■ Dataset rows for apps and sites
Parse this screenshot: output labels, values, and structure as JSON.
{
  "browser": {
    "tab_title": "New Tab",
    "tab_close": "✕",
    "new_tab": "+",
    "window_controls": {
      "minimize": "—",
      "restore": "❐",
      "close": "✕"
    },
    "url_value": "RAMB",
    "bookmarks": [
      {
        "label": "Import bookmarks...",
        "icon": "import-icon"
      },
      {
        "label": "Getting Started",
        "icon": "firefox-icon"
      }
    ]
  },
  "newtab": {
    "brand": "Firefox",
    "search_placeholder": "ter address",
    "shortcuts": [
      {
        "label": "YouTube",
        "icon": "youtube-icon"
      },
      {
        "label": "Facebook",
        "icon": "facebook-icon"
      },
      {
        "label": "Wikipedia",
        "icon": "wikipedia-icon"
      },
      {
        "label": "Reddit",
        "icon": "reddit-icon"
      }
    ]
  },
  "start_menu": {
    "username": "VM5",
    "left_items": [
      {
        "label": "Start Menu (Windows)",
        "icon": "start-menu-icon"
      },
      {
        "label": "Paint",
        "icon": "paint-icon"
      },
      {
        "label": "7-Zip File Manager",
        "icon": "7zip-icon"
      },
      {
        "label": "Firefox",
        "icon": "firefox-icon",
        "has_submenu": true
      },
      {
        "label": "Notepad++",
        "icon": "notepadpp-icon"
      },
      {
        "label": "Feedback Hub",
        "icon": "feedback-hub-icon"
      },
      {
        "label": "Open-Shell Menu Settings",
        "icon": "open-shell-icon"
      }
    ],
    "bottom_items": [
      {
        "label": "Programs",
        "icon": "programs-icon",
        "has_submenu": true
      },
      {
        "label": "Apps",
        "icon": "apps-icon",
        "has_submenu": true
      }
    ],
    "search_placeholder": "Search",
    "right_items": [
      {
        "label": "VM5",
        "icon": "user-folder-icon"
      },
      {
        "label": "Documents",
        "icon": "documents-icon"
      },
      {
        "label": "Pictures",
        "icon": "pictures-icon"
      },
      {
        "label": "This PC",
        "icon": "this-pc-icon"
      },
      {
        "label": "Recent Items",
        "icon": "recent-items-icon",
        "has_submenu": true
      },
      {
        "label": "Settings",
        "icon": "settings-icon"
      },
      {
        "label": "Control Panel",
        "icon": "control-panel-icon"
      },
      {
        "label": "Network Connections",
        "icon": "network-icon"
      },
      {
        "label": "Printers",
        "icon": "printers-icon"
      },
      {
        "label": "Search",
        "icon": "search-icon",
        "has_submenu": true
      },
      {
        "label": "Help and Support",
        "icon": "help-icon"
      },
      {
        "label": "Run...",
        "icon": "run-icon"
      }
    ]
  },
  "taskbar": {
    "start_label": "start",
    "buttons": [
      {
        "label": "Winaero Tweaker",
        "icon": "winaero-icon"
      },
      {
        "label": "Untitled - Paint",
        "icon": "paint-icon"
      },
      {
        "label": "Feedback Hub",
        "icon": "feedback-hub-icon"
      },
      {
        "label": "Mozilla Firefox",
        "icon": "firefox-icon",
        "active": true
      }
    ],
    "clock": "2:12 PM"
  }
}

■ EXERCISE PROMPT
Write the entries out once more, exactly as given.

■ RESULT FOR THIS TASK
Parse this screenshot: output labels, values, and structure as JSON.
{
  "browser": {
    "tab_title": "New Tab",
    "tab_close": "✕",
    "new_tab": "+",
    "window_controls": {
      "minimize": "—",
      "restore": "❐",
      "close": "✕"
    },
    "url_value": "RAMB",
    "bookmarks": [
      {
        "label": "Import bookmarks...",
        "icon": "import-icon"
      },
      {
        "label": "Getting Started",
        "icon": "firefox-icon"
      }
    ]
  },
  "newtab": {
    "brand": "Firefox",
    "search_placeholder": "ter address",
    "shortcuts": [
      {
        "label": "YouTube",
        "icon": "youtube-icon"
      },
      {
        "label": "Facebook",
        "icon": "facebook-icon"
      },
      {
        "label": "Wikipedia",
        "icon": "wikipedia-icon"
      },
      {
        "label": "Reddit",
        "icon": "reddit-icon"
      }
    ]
  },
  "start_menu": {
    "username": "VM5",
    "left_items": [
      {
        "label": "Start Menu (Windows)",
        "icon": "start-menu-icon"
      },
      {
        "label": "Paint",
        "icon": "paint-icon"
      },
      {
        "label": "7-Zip File Manager",
        "icon": "7zip-icon"
      },
      {
        "label": "Firefox",
        "icon": "firefox-icon",
        "has_submenu": true
      },
      {
        "label": "Notepad++",
        "icon": "notepadpp-icon"
      },
      {
        "label": "Feedback Hub",
        "icon": "feedback-hub-icon"
      },
      {
        "label": "Open-Shell Menu Settings",
        "icon": "open-shell-icon"
      }
    ],
    "bottom_items": [
      {
        "label": "Programs",
        "icon": "programs-icon",
        "has_submenu": true
      },
      {
        "label": "Apps",
        "icon": "apps-icon",
        "has_submenu": true
      }
    ],
    "search_placeholder": "Search",
    "right_items": [
      {
        "label": "VM5",
        "icon": "user-folder-icon"
      },
      {
        "label": "Documents",
        "icon": "documents-icon"
      },
      {
        "label": "Pictures",
        "icon": "pictures-icon"
      },
      {
        "label": "This PC",
        "icon": "this-pc-icon"
      },
      {
        "label": "Recent Items",
        "icon": "recent-items-icon",
        "has_submenu": true
      },
      {
        "label": "Settings",
        "icon": "settings-icon"
      },
      {
        "label": "Control Panel",
        "icon": "control-panel-icon"
      },
      {
        "label": "Network Connections",
        "icon": "network-icon"
      },
      {
        "label": "Printers",
        "icon": "printers-icon"
      },
      {
        "label": "Search",
        "icon": "search-icon",
        "has_submenu": true
      },
      {
        "label": "Help and Support",
        "icon": "help-icon"
      },
      {
        "label": "Run...",
        "icon": "run-icon"
      }
    ]
  },
  "taskbar": {
    "start_label": "start",
    "buttons": [
      {
        "label": "Winaero Tweaker",
        "icon": "winaero-icon"
      },
      {
        "label": "Untitled - Paint",
        "icon": "paint-icon"
      },
      {
        "label": "Feedback Hub",
        "icon": "feedback-hub-icon"
      },
      {
        "label": "Mozilla Firefox",
        "icon": "firefox-icon",
        "active": true
      }
    ],
    "clock": "2:12 PM"
  }
}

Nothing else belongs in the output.